That economic stimulus has already begun. In 2014, the U.S. biobased products sector contributed $393 billion and 4.2 million jobs to the U.S economy.
Demand for biobased products is in its infancy, and those numbers will only continue to grow. A recent survey shows millennials, the most powerful American consumer cohort, are deeply concerned about the plastic waste they produce. Not only are they clamoring for alternatives to petroleum-based plastics, but they're even willing to pay more for them.
With these reports and trends in mind, we have launched the Plant Based Products Council (PBPC), which will simultaneously strive to meet the circular economy goals of the MacArthur Foundation and help address many of the global environmental concerns cited by the UN.
Plant-based packaging is grown from clean and renewable biomass feedstocks, such as algae, seaweed, corn, hemp, sugar beets and soybeans. These material are turned into plastics through green chemistry, and most plant-based packaging is designed to be composted, meaning it can be returned to the soil and close the loop on a sustainable, circular economy.

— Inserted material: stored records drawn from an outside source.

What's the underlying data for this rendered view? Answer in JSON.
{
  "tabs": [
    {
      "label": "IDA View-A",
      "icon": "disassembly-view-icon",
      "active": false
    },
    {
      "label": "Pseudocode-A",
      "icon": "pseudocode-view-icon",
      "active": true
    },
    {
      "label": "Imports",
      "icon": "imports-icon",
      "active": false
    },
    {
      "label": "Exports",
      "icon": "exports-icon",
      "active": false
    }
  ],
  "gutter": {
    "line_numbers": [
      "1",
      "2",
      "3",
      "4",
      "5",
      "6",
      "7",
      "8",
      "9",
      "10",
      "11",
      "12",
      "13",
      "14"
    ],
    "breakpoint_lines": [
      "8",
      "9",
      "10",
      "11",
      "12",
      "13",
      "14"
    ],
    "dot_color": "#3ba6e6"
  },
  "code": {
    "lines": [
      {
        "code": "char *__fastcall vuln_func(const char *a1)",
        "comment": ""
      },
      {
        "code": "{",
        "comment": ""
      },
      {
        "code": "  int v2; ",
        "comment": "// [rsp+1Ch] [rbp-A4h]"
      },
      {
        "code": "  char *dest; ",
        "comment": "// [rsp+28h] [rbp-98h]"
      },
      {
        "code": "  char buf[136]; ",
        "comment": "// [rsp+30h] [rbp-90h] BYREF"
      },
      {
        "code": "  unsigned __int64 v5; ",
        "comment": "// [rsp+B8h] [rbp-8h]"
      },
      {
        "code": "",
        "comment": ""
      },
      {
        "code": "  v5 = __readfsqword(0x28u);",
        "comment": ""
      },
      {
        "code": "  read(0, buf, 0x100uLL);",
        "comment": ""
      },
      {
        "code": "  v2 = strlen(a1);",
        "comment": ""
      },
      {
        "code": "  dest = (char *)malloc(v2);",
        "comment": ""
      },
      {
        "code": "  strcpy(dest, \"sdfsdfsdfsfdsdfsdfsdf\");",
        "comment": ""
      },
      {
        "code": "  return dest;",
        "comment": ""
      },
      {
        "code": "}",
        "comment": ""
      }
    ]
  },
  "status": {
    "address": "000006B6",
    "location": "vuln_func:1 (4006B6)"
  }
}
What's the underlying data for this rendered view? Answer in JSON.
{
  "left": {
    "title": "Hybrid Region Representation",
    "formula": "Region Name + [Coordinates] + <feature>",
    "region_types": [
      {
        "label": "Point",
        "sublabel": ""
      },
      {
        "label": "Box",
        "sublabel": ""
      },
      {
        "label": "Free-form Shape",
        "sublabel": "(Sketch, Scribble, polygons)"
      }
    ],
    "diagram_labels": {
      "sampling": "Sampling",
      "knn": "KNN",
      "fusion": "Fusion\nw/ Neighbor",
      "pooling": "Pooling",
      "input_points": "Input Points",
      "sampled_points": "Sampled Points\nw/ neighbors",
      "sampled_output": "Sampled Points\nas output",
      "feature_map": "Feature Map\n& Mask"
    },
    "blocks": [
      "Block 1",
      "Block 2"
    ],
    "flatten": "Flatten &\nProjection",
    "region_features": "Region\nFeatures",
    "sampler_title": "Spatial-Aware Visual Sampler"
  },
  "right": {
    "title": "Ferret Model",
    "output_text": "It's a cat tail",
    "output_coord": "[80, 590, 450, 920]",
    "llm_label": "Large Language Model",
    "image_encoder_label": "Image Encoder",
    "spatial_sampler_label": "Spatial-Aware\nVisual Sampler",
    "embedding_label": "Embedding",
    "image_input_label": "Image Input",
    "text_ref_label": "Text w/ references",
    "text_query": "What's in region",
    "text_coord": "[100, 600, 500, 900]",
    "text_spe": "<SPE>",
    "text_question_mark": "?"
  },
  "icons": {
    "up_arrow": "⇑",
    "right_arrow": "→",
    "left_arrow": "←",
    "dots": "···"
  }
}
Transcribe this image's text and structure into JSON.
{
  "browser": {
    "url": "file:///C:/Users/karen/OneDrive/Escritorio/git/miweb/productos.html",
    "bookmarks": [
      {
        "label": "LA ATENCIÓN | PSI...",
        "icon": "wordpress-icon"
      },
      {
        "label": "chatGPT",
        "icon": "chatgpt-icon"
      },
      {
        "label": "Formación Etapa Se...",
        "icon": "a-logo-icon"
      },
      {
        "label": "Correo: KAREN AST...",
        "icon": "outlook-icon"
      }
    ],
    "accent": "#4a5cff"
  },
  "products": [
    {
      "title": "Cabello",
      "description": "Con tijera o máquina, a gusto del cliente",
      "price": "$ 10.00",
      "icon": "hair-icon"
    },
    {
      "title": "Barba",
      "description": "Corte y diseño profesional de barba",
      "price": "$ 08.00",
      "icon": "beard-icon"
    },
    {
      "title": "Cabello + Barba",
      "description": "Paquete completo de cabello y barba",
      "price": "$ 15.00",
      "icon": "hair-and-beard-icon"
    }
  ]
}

That cycle also delivers environmental benefits related to:
- Greenhouse gas emissions: Using plants converts carbon in the atmosphere into both an economic value and an environmental benefit. When these renewable resources replace conventional chemicals and plastics, they can reduce cradle-to-grave greenhouse gas emissions by 39-86%, according to the results of an Argonne National Laboratory study.
- Water quality: When municipal waste and plastics escape from collection systems, or when collection systems simply do not exist, that waste is often washed into waterways and, eventually, the ocean. Composting reduces the total materials sent for recycling, or to landfills, and is often done locally or regionally. This also reduces the likelihood of leakage into waterways and oceans.
- Waste management: Composting eases the burden on other waste management facilities, eliminates concerns about food contamination in the recycling stream and ensures that rather than getting buried in a landfill, the waste is put to a better use as soil-enriching compost.
- Soil heath: Compost provides organic matter, nutrients and water-holding capacity to soil, contributing further sustainable agricultural production. Organic matter in soils turns land into a carbon-sink, providing soil biomes with a valuable source of nourishment at the same time.
With these environmental goals top of mind, PBPC members include corporations of all sizes that have made sustainability pledges, or make or utilize plant-based products. Our organization also includes an advisory board of environmental groups that help shape our goals and drive smart policies.
Our "strange bedfellows" model may be a throw-back, but these recent reports make clear that there are still some challenges that require the very best thinking from all quarters. And when it comes to solving plastic pollution, our planet deserves nothing less.
Mary Solecki is the spokesperson for the Plant Based Products Council, launched in January 2019 to guide the world economy toward a sustainable future through widespread adoption of plant-based products and packaging.